directed by Adil El Arbi & Bilall Fallah
Wir Monster, a.k.a. Cold Days
directed by Sebastian Ko
directed by Guillaume Senez
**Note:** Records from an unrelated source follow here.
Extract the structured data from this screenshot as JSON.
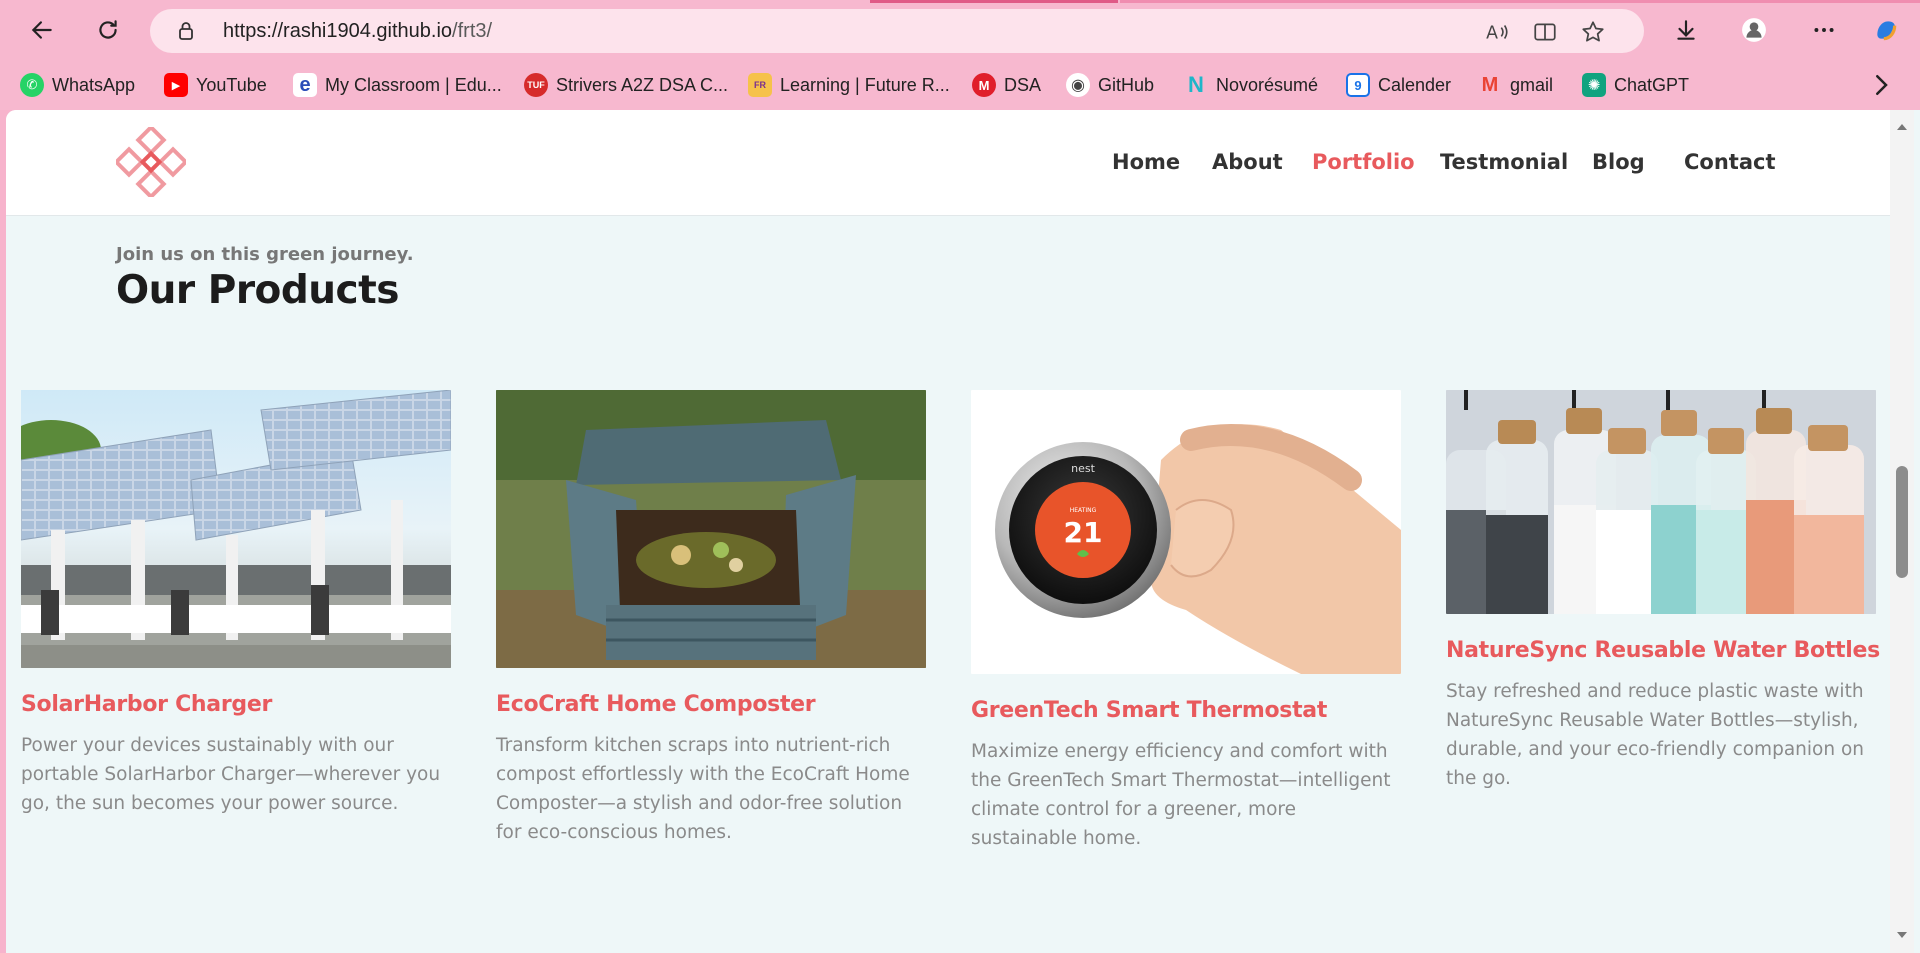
{
  "browser": {
    "url_host": "https://rashi1904.github.io",
    "url_path": "/frt3/",
    "bookmarks": [
      {
        "label": "WhatsApp",
        "color": "#25d366",
        "glyph": "✆"
      },
      {
        "label": "YouTube",
        "color": "#ff0000",
        "glyph": "▶"
      },
      {
        "label": "My Classroom | Edu...",
        "color": "#2b4db8",
        "glyph": "e"
      },
      {
        "label": "Strivers A2Z DSA C...",
        "color": "#d62b2b",
        "glyph": "T"
      },
      {
        "label": "Learning | Future R...",
        "color": "#e96b2a",
        "glyph": "F"
      },
      {
        "label": "DSA",
        "color": "#e01e2b",
        "glyph": "M"
      },
      {
        "label": "GitHub",
        "color": "#6a6a6a",
        "glyph": "◉"
      },
      {
        "label": "Novorésumé",
        "color": "#1fb6c9",
        "glyph": "N"
      },
      {
        "label": "Calender",
        "color": "#1a73e8",
        "glyph": "9"
      },
      {
        "label": "gmail",
        "color": "#ea4335",
        "glyph": "M"
      },
      {
        "label": "ChatGPT",
        "color": "#10a37f",
        "glyph": "✺"
      }
    ]
  },
  "site": {
    "nav": [
      "Home",
      "About",
      "Portfolio",
      "Testmonial",
      "Blog",
      "Contact"
    ],
    "active_nav": "Portfolio",
    "accent_color": "#e85a5d"
  },
  "products_section": {
    "eyebrow": "Join us on this green journey.",
    "title": "Our Products",
    "items": [
      {
        "name": "SolarHarbor Charger",
        "description": "Power your devices sustainably with our portable SolarHarbor Charger—wherever you go, the sun becomes your power source.",
        "image": "solar-carport-photo"
      },
      {
        "name": "EcoCraft Home Composter",
        "description": "Transform kitchen scraps into nutrient-rich compost effortlessly with the EcoCraft Home Composter—a stylish and odor-free solution for eco-conscious homes.",
        "image": "compost-bin-photo"
      },
      {
        "name": "GreenTech Smart Thermostat",
        "description": "Maximize energy efficiency and comfort with the GreenTech Smart Thermostat—intelligent climate control for a greener, more sustainable home.",
        "image": "thermostat-photo",
        "thermostat_brand": "nest",
        "thermostat_mode": "HEATING",
        "thermostat_temp": "21"
      },
      {
        "name": "NatureSync Reusable Water Bottles",
        "description": "Stay refreshed and reduce plastic waste with NatureSync Reusable Water Bottles—stylish, durable, and your eco-friendly companion on the go.",
        "image": "water-bottles-photo"
      }
    ]
  }
}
by Bill Chambers My random sampling of #TIFF15's Discovery programme yielded a loose trilogy of bildungsromane. The most 'problematic' of these, as the kids say, is Black, a West Side Story redux set on the surprisingly mean streets of Brussels, where rival gangs of Moroccan and (I think) Congolese immigrants antagonize the locals and each other. Marwan (charming Aboubakr Bensaihi) and Mavela (gorgeous Martha Canga Antonio) meet-cute in police custody. He's Moroccan, she hangs with "the Black Bronx," whose name very purposely evokes American ghettos for that soupçon of danger. When he hits on her, she asks him how he'd feel if his sister brought a black man home; Marwan admits there's a double standard, then reassuringly points out they're both African. Within days they're a couple on the DL, whispering dreams of an honest future together. Alas, Mavela becomes inextricably tethered to the Black Bronx when she baits a female member of Marwan's posse to their clubhouse to be gangraped, then endures the same torment herself after they find out about her affair with Marwan. Note that the first rape happens offscreen while Mavela's does not, and though I don't condone any rape scene, there is something ultra-nauseating about graphically violating the Maria/Juliet figure, like when Edith Bunker endured a rape attempt: It breaks some socio-artistic contract we have with our most wholesome archetypes. It didn't make me hate her attackers so much as it made me hate the filmmakers.